_Problem details_
Please report how many lines in these records contain the string "text", and give nothing besides the number.

_Data for this exercise_
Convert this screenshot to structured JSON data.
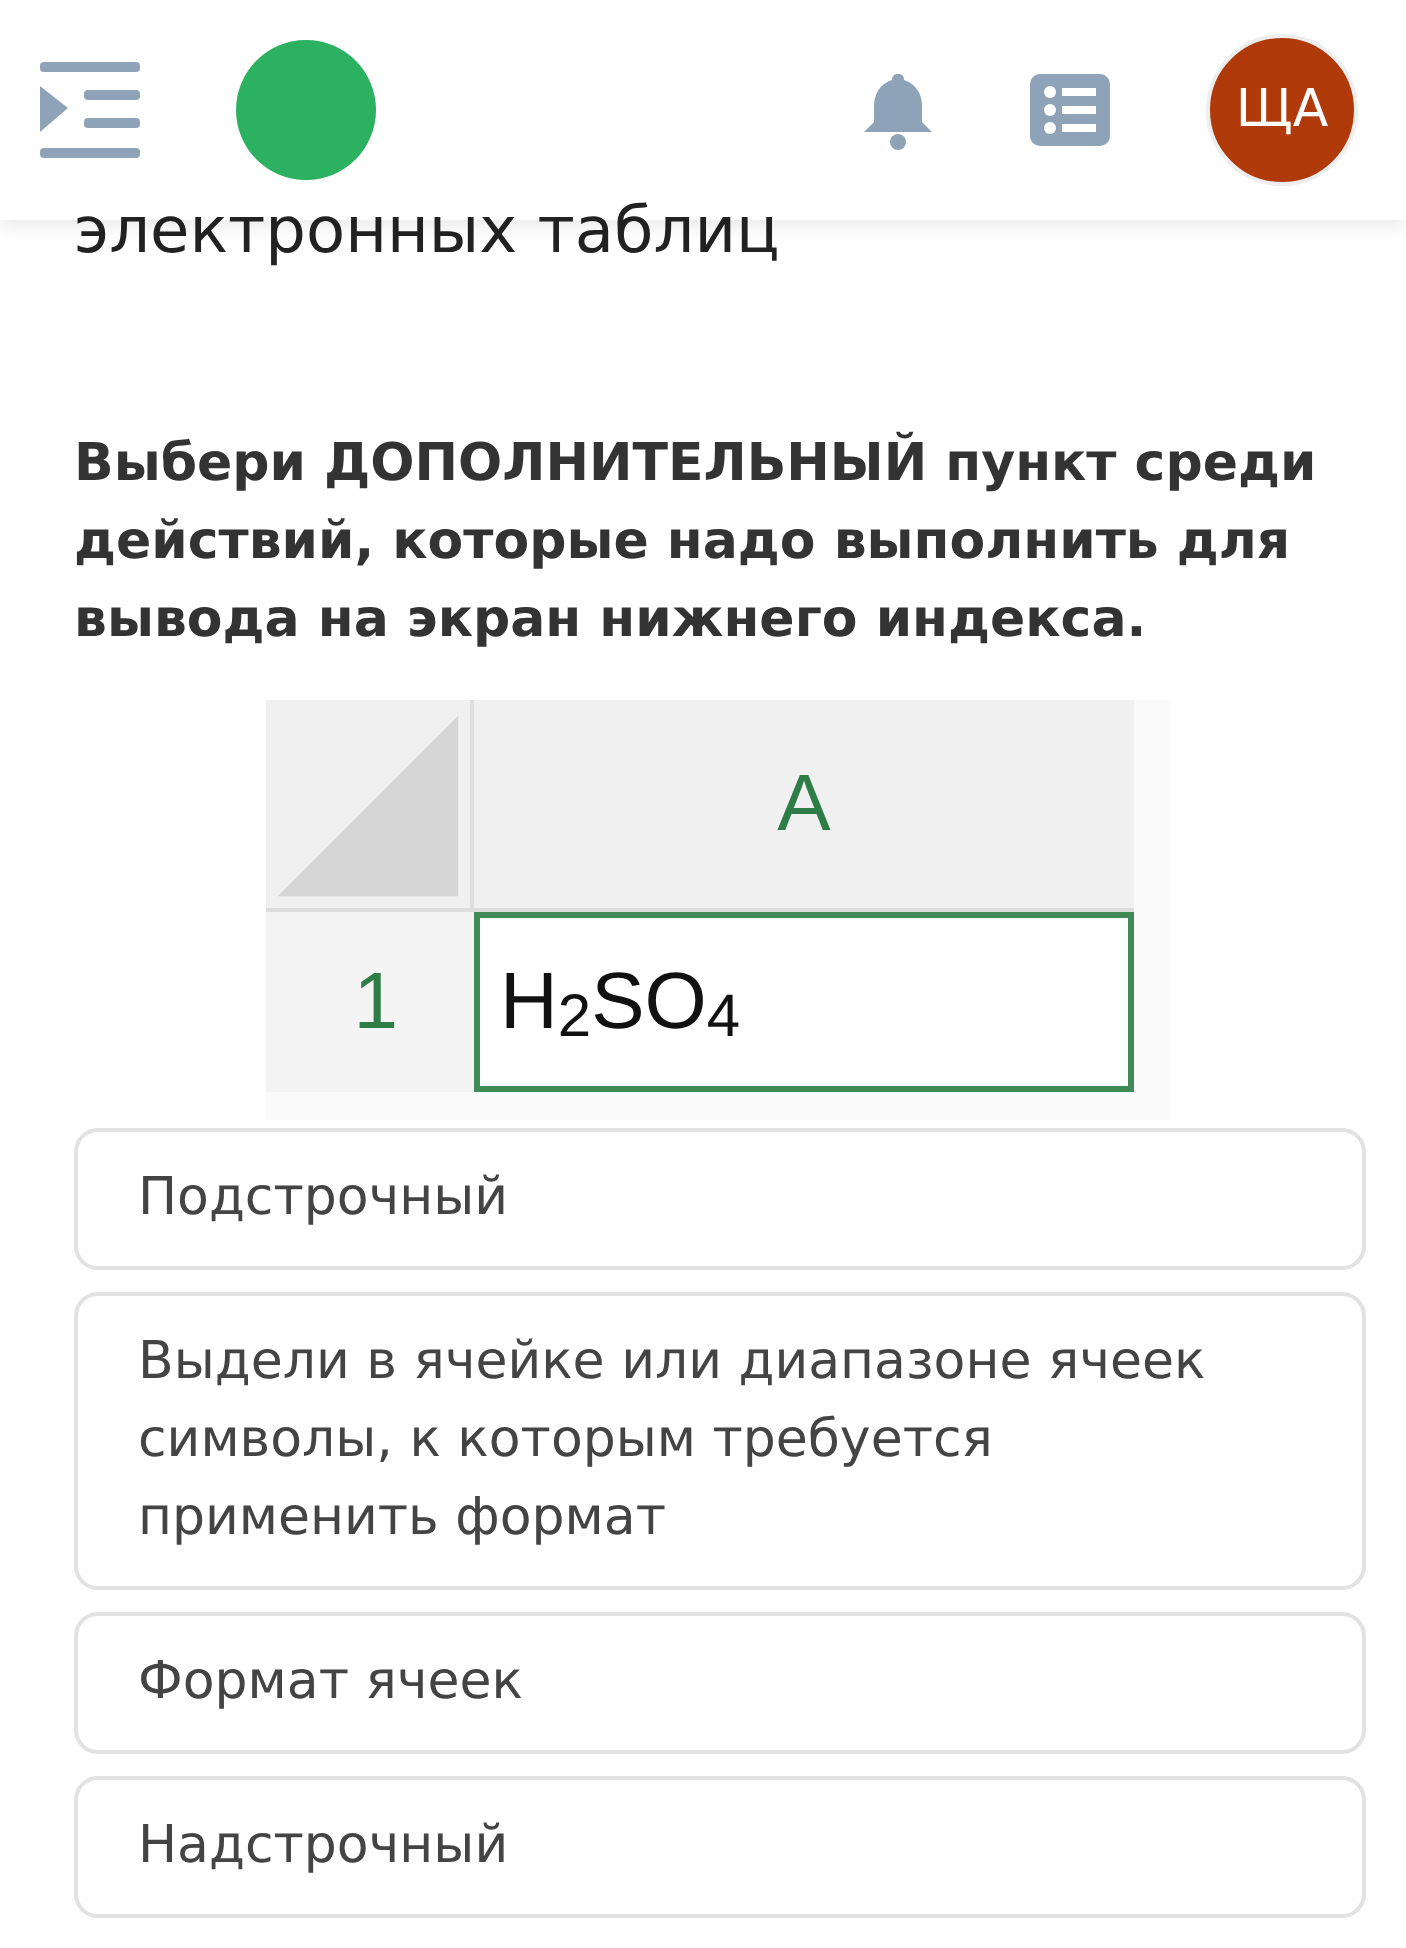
{
  "header": {
    "avatar_initials": "ЩА"
  },
  "title_fragment": "электронных таблиц",
  "question": "Выбери ДОПОЛНИТЕЛЬНЫЙ пункт среди действий, которые надо выполнить для вывода на экран нижнего индекса.",
  "spreadsheet": {
    "column_header": "A",
    "row_header": "1",
    "cell": "H$_{2}$SO$_{4}$"
  },
  "options": [
    {
      "text": "Подстрочный"
    },
    {
      "text": "Выдели в ячейке или диапазоне ячеек символы, к которым требуется применить формат"
    },
    {
      "text": "Формат ячеек"
    },
    {
      "text": "Надстрочный"
    }
  ]
}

_Problem solution_
4